┌─ RECORDS TO USE
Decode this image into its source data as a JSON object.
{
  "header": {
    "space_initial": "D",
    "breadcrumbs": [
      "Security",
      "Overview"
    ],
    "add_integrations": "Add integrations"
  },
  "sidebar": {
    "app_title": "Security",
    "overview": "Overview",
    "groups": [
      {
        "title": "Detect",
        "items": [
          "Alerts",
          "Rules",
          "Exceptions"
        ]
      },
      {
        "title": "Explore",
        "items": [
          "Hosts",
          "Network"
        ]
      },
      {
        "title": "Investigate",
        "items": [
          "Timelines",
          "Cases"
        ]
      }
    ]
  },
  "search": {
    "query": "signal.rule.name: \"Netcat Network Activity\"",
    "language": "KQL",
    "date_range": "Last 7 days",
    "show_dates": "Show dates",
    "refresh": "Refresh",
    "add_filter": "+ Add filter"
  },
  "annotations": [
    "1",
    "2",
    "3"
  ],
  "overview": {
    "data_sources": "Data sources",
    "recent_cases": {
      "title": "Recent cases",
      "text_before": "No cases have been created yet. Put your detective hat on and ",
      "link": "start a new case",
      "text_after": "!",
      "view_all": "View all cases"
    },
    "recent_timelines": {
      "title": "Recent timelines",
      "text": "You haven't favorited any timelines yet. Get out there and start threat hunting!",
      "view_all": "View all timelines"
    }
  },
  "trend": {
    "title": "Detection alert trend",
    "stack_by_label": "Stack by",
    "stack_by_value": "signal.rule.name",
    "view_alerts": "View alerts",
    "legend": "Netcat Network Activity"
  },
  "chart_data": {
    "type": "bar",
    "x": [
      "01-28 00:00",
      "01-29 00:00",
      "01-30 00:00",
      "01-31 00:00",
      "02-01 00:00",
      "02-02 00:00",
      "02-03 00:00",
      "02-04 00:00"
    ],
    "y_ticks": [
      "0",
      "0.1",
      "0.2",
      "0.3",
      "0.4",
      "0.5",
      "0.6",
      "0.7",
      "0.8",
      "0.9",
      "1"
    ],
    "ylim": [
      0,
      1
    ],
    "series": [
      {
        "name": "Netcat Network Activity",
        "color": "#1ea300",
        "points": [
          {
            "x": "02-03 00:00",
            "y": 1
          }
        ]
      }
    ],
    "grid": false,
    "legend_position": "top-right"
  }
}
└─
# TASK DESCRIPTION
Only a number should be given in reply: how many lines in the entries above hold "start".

# OUTPUT FOR THIS TASK
2